--- Dataset content Enclosed Below ---
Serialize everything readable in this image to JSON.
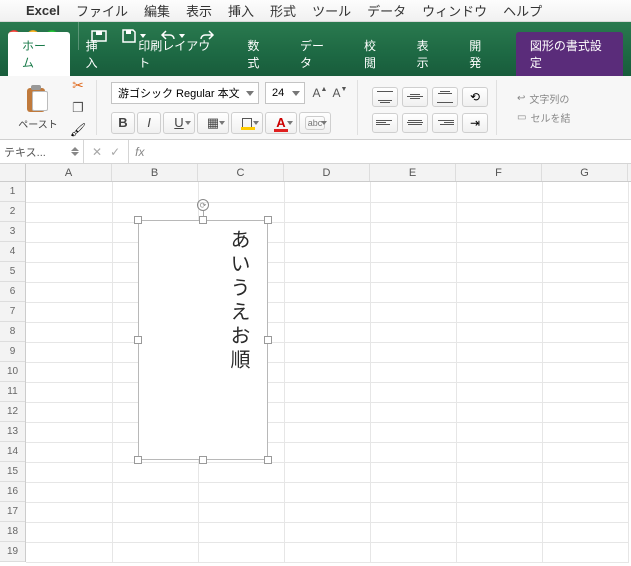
{
  "mac_menu": {
    "app_name": "Excel",
    "items": [
      "ファイル",
      "編集",
      "表示",
      "挿入",
      "形式",
      "ツール",
      "データ",
      "ウィンドウ",
      "ヘルプ"
    ]
  },
  "ribbon_tabs": {
    "items": [
      "ホーム",
      "挿入",
      "印刷レイアウト",
      "数式",
      "データ",
      "校閲",
      "表示",
      "開発"
    ],
    "active_index": 0,
    "context_tab": "図形の書式設定"
  },
  "paste": {
    "label": "ペースト"
  },
  "font": {
    "name": "游ゴシック Regular 本文",
    "size": "24",
    "bold": "B",
    "italic": "I",
    "underline": "U",
    "abc": "abc"
  },
  "right_panel": {
    "wrap_label": "文字列の",
    "merge_label": "セルを結"
  },
  "name_box": {
    "value": "テキス..."
  },
  "formula_bar": {
    "fx": "fx",
    "value": ""
  },
  "columns": [
    "A",
    "B",
    "C",
    "D",
    "E",
    "F",
    "G"
  ],
  "rows": [
    "1",
    "2",
    "3",
    "4",
    "5",
    "6",
    "7",
    "8",
    "9",
    "10",
    "11",
    "12",
    "13",
    "14",
    "15",
    "16",
    "17",
    "18",
    "19"
  ],
  "shape": {
    "text": "あいうえお順"
  }
}
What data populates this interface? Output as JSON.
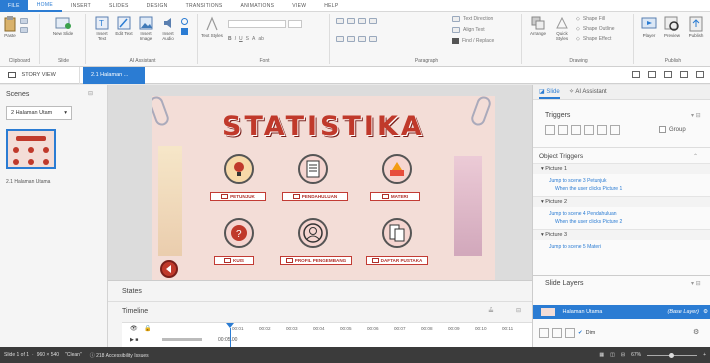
{
  "menu": [
    "FILE",
    "HOME",
    "INSERT",
    "SLIDES",
    "DESIGN",
    "TRANSITIONS",
    "ANIMATIONS",
    "VIEW",
    "HELP"
  ],
  "ribbon": {
    "paste": "Paste",
    "new_slide": "New Slide",
    "insert_text": "Insert Text",
    "edit_text": "Edit Text",
    "insert_image": "Insert Image",
    "insert_audio": "Insert Audio",
    "text_styles": "Text Styles",
    "text_direction": "Text Direction",
    "align_text": "Align Text",
    "find_replace": "Find / Replace",
    "arrange": "Arrange",
    "quick_styles": "Quick Styles",
    "shape_fill": "Shape Fill",
    "shape_outline": "Shape Outline",
    "shape_effect": "Shape Effect",
    "player": "Player",
    "preview": "Preview",
    "publish": "Publish",
    "groups": {
      "clipboard": "Clipboard",
      "slide": "Slide",
      "ai_assistant": "AI Assistant",
      "font": "Font",
      "paragraph": "Paragraph",
      "drawing": "Drawing",
      "publish": "Publish"
    }
  },
  "tabs": {
    "story_view": "STORY VIEW",
    "scene_tab": "2.1 Halaman ..."
  },
  "scenes": {
    "title": "Scenes",
    "dropdown": "2 Halaman Utam",
    "slide_label": "2.1 Halaman Utama"
  },
  "slide": {
    "title": "STATISTIKA",
    "labels": {
      "petunjuk": "PETUNJUK",
      "pendahuluan": "PENDAHULUAN",
      "materi": "MATERI",
      "kuis": "KUIS",
      "profil": "PROFIL PENGEMBANG",
      "pustaka": "DAFTAR PUSTAKA"
    }
  },
  "bottom": {
    "states": "States",
    "timeline": "Timeline",
    "time_marks": [
      "00:01",
      "00:02",
      "00:03",
      "00:04",
      "00:05",
      "00:06",
      "00:07",
      "00:08",
      "00:09",
      "00:10",
      "00:11"
    ],
    "time_value": "00:05.00"
  },
  "right": {
    "tab_slide": "Slide",
    "tab_ai": "AI Assistant",
    "triggers": "Triggers",
    "group": "Group",
    "object_triggers": "Object Triggers",
    "items": [
      {
        "head": "Picture 1",
        "line1": "Jump to scene 3 Petunjuk",
        "line2": "When the user clicks Picture 1"
      },
      {
        "head": "Picture 2",
        "line1": "Jump to scene 4 Pendahuluan",
        "line2": "When the user clicks Picture 2"
      },
      {
        "head": "Picture 3",
        "line1": "Jump to scene 5 Materi",
        "line2": ""
      }
    ],
    "slide_layers": "Slide Layers",
    "layer_name": "Halaman Utama",
    "layer_tag": "(Base Layer)",
    "dim": "Dim"
  },
  "status": {
    "slide": "Slide 1 of 1",
    "size": "960 × 540",
    "clean": "\"Clean\"",
    "issues": "218 Accessibility Issues",
    "zoom": "67%"
  },
  "colors": {
    "accent": "#2b7cd3",
    "title_red": "#c0392b",
    "slide_bg": "#f3ddd7"
  }
}
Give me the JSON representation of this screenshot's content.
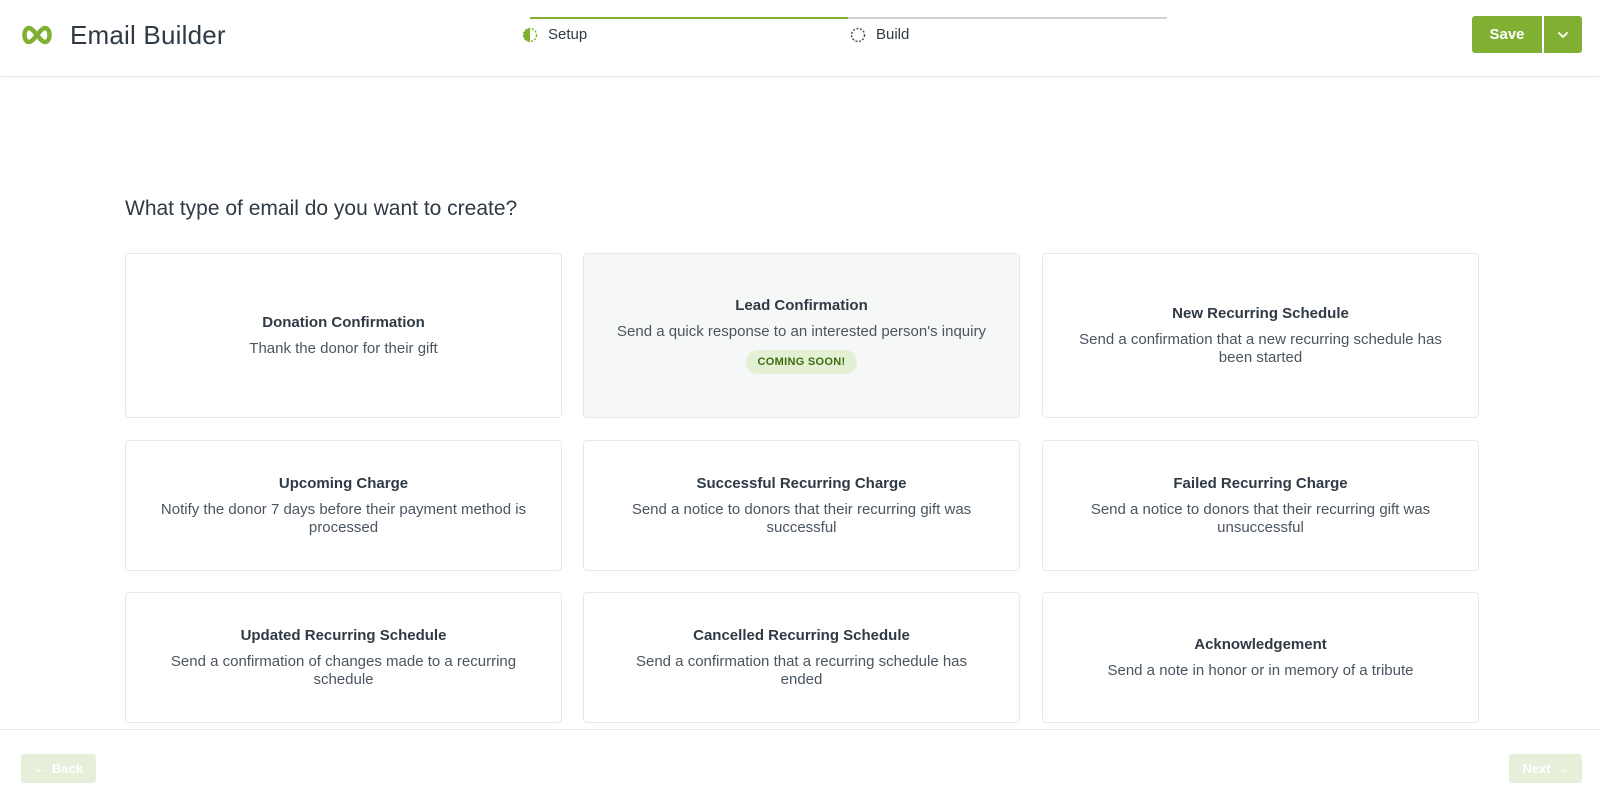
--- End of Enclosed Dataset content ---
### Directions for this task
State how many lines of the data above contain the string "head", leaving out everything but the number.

### Written solution
3